How to complete this task
In the listing below, locate the lines bearing the word "timeframe". Copy every one of them.

Stored data

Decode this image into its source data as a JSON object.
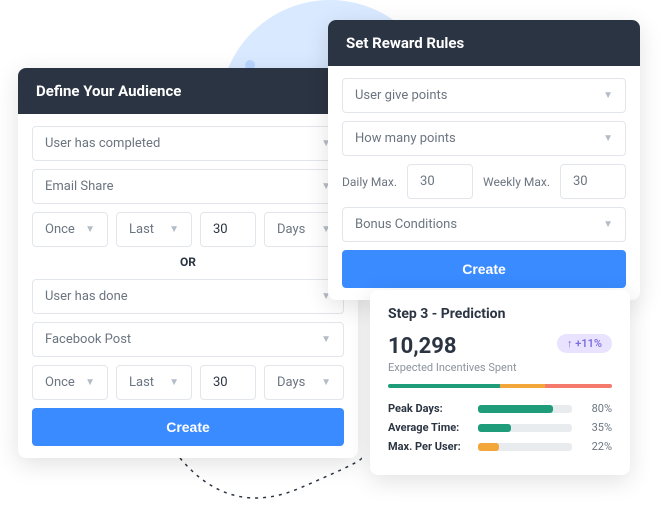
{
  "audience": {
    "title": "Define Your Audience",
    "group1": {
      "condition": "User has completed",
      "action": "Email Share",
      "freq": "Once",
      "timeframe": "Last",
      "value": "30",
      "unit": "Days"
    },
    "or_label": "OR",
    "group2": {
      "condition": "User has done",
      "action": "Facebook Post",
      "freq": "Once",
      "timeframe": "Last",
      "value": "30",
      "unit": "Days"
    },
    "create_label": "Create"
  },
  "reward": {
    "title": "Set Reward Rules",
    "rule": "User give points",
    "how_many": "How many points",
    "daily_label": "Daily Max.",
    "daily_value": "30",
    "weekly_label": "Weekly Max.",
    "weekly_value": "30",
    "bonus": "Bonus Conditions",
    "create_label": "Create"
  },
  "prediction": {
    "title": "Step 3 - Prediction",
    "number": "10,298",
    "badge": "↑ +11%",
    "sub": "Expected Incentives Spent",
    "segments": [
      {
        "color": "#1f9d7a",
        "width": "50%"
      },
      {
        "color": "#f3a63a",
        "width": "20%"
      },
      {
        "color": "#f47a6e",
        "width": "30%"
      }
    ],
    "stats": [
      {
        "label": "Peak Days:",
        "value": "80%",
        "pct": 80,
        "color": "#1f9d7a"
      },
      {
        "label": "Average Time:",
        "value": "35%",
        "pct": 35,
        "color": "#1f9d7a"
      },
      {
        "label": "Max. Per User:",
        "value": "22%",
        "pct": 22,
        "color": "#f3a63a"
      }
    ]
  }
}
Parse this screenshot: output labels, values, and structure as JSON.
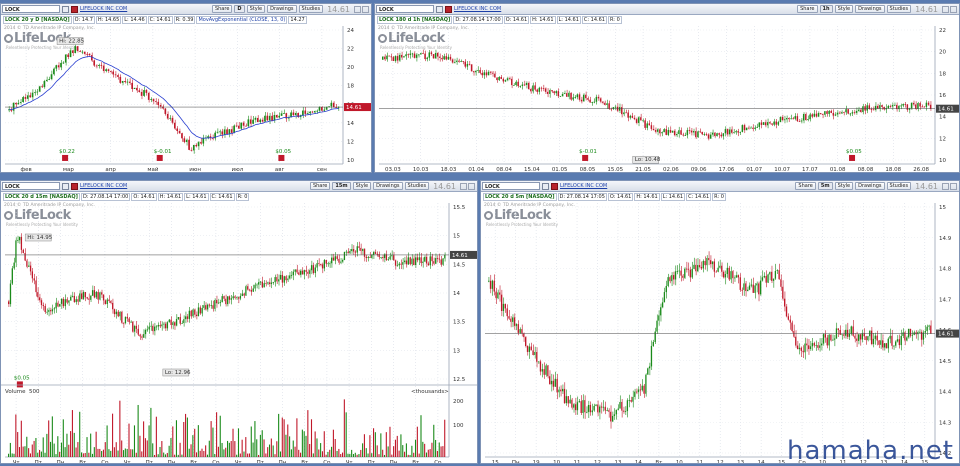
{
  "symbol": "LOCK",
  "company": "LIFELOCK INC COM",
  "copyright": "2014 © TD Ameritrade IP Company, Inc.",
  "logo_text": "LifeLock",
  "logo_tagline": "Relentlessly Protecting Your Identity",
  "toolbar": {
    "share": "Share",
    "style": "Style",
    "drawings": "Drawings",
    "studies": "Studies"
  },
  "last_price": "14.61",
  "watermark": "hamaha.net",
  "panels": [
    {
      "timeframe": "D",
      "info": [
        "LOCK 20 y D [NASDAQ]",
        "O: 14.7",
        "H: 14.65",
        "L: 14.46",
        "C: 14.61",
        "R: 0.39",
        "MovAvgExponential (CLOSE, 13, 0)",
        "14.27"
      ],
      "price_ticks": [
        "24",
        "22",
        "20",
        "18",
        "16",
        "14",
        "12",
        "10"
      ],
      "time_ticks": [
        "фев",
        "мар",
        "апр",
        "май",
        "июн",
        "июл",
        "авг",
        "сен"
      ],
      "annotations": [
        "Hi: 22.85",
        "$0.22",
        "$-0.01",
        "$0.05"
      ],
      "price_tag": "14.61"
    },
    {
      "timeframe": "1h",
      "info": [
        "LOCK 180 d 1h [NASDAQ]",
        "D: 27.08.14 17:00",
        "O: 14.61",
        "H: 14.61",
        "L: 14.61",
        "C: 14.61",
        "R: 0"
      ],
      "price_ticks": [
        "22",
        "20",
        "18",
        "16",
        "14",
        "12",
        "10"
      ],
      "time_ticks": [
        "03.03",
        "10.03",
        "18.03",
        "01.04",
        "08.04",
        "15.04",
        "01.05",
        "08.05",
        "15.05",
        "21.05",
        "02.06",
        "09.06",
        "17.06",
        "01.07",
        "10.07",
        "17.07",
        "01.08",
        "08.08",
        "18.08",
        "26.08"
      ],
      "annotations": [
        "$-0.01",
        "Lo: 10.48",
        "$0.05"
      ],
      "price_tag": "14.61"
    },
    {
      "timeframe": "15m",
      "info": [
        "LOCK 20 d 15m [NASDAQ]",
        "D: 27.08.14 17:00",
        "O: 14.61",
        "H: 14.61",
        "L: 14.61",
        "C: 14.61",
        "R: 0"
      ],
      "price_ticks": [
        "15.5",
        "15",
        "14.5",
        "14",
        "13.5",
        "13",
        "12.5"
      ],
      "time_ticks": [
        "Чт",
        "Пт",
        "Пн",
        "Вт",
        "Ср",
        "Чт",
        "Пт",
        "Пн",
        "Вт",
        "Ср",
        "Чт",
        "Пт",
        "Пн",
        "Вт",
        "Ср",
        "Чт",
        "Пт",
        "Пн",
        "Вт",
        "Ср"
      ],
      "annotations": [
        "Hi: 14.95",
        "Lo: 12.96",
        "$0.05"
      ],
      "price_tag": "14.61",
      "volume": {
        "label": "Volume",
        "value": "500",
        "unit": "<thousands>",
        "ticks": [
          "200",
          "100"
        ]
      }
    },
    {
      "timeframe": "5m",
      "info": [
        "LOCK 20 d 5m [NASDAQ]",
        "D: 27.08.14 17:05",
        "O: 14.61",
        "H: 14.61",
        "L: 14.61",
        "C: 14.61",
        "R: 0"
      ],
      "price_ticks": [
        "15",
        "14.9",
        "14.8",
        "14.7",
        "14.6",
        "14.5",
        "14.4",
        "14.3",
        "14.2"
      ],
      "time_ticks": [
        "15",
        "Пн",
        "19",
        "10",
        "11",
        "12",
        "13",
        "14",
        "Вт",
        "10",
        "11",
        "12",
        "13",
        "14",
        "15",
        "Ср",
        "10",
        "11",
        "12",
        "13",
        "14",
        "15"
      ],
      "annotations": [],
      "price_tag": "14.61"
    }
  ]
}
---
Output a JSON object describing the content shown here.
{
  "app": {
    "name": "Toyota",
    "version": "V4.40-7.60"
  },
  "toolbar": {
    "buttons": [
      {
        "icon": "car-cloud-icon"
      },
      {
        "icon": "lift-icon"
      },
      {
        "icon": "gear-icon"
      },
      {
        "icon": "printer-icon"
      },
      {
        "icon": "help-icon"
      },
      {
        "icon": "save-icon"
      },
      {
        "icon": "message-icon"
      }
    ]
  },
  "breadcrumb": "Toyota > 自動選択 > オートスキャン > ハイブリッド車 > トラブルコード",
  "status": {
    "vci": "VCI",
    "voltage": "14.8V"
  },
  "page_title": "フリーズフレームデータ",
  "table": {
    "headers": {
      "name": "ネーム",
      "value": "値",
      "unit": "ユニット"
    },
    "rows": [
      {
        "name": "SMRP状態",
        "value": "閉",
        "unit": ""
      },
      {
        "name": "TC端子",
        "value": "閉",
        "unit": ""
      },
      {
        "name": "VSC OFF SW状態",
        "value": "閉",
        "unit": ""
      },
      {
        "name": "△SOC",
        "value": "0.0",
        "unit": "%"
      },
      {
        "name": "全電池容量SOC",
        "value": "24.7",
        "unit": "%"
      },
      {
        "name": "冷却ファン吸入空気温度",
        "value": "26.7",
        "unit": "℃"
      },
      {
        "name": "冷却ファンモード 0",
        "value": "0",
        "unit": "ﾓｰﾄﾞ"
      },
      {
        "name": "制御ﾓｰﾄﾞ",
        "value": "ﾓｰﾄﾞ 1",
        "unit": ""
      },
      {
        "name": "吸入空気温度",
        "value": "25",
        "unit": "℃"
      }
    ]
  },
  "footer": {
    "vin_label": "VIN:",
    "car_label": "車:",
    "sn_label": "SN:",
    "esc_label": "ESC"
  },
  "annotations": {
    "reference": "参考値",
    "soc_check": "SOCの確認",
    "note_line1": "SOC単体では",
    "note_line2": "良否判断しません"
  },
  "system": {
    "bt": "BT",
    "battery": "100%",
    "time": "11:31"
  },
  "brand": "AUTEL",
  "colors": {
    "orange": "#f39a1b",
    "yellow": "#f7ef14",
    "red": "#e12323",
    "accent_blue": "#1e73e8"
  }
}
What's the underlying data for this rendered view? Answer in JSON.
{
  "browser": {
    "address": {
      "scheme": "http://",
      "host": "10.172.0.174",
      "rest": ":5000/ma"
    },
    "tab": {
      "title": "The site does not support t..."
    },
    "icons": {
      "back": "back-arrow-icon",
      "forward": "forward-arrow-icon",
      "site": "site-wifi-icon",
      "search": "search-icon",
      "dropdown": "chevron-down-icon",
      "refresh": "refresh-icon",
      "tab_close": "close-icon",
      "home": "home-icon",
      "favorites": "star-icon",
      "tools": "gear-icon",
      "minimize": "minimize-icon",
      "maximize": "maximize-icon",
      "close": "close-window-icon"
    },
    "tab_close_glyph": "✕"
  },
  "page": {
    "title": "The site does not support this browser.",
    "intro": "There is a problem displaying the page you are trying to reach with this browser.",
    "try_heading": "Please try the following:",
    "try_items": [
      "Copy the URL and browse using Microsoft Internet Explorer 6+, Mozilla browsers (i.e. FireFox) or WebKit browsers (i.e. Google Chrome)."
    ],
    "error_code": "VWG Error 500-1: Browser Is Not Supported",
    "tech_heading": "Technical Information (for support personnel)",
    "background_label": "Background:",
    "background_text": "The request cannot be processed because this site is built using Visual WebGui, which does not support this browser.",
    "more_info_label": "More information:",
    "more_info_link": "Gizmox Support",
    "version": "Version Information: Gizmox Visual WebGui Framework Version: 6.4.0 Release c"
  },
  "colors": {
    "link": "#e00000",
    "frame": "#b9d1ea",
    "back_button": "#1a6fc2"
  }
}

Solved exercise
      "timeframe": "Last",
      "timeframe": "Last",
      "timeframe": "D",
      "timeframe": "1h",
      "timeframe": "15m",
      "timeframe": "5m",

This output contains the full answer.